Epilepsy support groups in Ireland have repeated their call for the Irish government to change new legislation concerning epilepsy medicines.
The new laws would mean that branded epilepsy medicines (AEDs) could be substituted with a generic version by pharmacists. This poses a risk to patients because any variation in the composition of AEDs can cause changes in the brain. These changes can result in breakthrough seizures.
According to Peter Murphy, deputy CEO of Epilepsy Ireland, the safety of patients should come before cost-cutting plans. He said: “People with epilepsy cannot be put at this kind of risk.

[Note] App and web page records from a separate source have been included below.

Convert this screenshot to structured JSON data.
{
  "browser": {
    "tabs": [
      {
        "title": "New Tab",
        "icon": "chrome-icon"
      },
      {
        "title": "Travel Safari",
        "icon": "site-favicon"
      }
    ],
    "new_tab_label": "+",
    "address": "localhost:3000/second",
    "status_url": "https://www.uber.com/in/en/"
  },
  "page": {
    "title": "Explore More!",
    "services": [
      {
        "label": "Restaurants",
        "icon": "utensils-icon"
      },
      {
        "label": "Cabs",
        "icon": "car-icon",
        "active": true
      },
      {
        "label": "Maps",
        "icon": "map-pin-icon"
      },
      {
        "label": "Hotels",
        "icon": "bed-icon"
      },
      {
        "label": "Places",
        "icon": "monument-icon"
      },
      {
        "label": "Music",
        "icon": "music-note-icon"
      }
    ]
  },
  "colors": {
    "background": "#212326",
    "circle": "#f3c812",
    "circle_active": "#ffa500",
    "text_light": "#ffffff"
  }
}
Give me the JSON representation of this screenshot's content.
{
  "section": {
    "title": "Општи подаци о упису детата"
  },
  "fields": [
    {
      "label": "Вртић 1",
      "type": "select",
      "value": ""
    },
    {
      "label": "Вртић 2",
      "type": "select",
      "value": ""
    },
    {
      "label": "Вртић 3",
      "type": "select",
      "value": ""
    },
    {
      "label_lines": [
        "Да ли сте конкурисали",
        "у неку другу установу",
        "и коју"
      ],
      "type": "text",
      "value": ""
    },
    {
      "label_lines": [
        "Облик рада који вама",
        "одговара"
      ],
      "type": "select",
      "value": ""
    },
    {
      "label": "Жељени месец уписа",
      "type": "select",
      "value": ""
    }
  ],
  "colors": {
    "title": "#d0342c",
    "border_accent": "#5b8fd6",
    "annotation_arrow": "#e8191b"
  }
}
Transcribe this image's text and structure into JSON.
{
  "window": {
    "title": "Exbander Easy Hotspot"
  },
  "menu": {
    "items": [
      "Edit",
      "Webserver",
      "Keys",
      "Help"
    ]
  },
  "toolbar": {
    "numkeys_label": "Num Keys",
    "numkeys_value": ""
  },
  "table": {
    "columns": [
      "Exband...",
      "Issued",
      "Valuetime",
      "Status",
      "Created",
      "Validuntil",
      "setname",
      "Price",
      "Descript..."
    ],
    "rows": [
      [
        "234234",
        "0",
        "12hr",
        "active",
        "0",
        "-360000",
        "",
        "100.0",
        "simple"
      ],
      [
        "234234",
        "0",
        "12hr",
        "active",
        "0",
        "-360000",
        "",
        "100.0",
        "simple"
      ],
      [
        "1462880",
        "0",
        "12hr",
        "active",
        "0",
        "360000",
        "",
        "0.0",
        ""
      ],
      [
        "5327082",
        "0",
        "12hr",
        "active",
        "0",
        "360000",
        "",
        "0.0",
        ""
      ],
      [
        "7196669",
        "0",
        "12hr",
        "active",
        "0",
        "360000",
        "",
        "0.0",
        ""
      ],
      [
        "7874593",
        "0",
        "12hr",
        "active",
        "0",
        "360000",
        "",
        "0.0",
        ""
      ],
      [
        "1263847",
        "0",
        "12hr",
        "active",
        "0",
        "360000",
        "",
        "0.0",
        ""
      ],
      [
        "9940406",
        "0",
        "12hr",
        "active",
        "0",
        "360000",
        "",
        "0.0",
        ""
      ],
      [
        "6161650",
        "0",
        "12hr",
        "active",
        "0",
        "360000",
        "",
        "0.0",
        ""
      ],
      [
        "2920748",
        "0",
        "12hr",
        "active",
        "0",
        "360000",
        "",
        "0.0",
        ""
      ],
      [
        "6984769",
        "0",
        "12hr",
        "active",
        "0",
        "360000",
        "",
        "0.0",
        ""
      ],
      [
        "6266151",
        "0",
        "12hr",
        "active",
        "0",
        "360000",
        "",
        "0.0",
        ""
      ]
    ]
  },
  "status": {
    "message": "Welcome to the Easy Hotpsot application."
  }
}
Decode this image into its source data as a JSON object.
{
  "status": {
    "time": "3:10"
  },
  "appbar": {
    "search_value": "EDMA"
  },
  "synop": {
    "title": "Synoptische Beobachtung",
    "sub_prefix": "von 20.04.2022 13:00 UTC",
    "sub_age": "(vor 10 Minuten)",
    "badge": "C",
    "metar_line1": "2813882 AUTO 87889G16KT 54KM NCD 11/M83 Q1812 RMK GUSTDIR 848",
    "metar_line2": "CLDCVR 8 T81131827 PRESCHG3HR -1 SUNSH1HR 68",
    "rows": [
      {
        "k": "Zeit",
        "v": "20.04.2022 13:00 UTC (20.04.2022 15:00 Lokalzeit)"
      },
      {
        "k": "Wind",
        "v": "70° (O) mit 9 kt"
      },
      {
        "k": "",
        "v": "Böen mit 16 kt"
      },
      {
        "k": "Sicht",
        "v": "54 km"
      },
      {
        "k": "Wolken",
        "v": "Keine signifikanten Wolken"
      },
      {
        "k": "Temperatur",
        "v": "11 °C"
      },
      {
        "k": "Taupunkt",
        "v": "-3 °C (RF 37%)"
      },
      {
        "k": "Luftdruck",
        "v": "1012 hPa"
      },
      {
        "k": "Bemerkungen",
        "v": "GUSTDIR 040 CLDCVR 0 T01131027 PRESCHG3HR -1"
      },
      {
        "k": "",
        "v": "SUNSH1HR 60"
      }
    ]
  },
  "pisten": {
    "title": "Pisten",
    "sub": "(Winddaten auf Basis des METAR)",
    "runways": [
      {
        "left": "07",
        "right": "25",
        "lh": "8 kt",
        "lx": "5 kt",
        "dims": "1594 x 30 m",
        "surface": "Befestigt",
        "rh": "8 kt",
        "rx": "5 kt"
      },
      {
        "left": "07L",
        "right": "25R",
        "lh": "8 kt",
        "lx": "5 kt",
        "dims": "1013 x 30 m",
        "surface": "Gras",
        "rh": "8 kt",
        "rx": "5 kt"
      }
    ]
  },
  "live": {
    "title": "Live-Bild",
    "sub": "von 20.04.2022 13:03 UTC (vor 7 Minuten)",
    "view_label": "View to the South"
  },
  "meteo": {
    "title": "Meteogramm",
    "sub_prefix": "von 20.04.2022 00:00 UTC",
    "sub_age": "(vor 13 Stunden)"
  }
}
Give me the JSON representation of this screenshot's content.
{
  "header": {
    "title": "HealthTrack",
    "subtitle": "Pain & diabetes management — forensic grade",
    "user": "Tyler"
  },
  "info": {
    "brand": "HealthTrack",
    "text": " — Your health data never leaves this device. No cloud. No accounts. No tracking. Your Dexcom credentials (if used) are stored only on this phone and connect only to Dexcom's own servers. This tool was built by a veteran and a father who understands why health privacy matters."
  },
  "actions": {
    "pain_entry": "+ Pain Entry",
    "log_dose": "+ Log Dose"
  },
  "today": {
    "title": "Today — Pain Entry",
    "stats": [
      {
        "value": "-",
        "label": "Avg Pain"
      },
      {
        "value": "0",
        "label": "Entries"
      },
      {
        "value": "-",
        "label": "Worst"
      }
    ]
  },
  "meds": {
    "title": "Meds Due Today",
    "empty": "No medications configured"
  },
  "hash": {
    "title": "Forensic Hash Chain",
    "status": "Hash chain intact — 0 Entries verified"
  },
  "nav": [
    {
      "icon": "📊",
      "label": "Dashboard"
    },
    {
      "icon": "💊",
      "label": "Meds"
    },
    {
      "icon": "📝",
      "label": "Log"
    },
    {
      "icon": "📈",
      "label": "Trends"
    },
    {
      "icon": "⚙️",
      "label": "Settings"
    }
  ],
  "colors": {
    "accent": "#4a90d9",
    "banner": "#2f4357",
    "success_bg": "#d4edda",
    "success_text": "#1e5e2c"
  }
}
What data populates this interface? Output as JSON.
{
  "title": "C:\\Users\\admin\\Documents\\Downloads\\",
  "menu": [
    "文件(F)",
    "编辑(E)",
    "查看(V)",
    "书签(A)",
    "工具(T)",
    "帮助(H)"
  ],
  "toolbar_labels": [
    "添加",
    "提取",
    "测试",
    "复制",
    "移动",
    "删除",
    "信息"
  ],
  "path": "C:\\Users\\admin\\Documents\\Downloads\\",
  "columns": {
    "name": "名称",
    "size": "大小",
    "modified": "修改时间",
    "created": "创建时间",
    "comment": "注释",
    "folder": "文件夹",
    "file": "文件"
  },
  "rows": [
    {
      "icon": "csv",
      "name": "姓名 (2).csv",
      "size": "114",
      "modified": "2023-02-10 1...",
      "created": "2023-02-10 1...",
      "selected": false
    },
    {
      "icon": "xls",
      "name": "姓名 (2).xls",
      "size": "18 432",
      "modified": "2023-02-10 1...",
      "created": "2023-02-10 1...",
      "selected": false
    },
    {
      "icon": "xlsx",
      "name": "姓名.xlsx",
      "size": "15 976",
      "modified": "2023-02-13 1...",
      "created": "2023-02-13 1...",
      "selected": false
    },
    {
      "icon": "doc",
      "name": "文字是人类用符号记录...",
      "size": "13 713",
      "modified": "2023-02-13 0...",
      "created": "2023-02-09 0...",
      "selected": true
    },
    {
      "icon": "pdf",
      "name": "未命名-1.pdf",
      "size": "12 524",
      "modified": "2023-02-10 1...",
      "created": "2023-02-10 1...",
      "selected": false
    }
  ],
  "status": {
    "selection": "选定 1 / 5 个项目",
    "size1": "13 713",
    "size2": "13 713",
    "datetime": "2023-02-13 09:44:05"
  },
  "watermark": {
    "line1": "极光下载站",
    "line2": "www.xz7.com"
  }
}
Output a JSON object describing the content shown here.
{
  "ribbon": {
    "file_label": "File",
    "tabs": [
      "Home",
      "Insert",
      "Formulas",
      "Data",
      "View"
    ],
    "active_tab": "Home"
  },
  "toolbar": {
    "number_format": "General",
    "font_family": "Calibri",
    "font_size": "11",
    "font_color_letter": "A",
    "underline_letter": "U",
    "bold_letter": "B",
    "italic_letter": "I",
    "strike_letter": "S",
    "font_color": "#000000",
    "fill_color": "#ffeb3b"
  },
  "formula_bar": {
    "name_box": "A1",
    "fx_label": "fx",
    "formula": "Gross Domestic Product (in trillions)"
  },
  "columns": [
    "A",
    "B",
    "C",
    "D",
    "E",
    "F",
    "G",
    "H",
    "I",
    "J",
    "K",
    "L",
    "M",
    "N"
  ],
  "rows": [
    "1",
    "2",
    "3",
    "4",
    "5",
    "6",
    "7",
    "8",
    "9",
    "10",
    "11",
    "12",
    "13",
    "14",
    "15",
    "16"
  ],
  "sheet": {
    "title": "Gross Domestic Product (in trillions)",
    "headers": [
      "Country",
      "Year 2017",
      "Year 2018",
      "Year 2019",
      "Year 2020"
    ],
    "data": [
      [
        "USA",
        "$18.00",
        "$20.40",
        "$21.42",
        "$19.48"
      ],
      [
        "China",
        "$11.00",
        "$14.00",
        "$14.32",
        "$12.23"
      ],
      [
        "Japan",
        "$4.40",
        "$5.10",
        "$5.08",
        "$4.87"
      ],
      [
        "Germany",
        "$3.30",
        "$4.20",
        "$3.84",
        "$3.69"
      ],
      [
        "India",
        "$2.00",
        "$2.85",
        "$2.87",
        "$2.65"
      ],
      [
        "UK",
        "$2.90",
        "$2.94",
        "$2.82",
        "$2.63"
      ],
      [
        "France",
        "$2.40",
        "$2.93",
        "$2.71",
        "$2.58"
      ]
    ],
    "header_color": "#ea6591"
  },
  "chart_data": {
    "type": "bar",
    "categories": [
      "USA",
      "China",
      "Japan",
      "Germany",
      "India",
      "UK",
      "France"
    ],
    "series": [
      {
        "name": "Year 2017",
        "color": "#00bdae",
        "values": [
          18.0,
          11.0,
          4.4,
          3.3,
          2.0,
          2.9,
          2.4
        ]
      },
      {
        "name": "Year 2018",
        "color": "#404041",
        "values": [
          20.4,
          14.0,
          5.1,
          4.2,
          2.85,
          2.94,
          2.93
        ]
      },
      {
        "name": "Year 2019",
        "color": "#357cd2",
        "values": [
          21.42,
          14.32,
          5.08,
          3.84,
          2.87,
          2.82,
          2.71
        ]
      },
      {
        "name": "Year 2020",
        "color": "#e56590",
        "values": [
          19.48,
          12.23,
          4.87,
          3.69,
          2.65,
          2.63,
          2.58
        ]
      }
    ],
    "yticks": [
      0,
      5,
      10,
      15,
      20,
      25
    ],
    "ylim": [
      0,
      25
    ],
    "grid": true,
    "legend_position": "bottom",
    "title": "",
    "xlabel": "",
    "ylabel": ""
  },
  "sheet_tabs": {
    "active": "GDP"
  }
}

This Bill shouldn’t be about cost savings…but about protecting the rights of people with epilepsy to be as safe as possible on medications that have been prescribed for them, often after many years of patient work to find the right drug and dosage to achieve seizure control.”
He added: “People with epilepsy have enough to contend with in managing this life-long and difficult illness. Let’s enshrine their rights.”
A report published in 2010 by the Irish Department of Health specifically recommends that epilepsy medicines are excluded from generic substitution in Ireland. Generic substitution of epilepsy medicines is prohibited in many other European countries including the UK.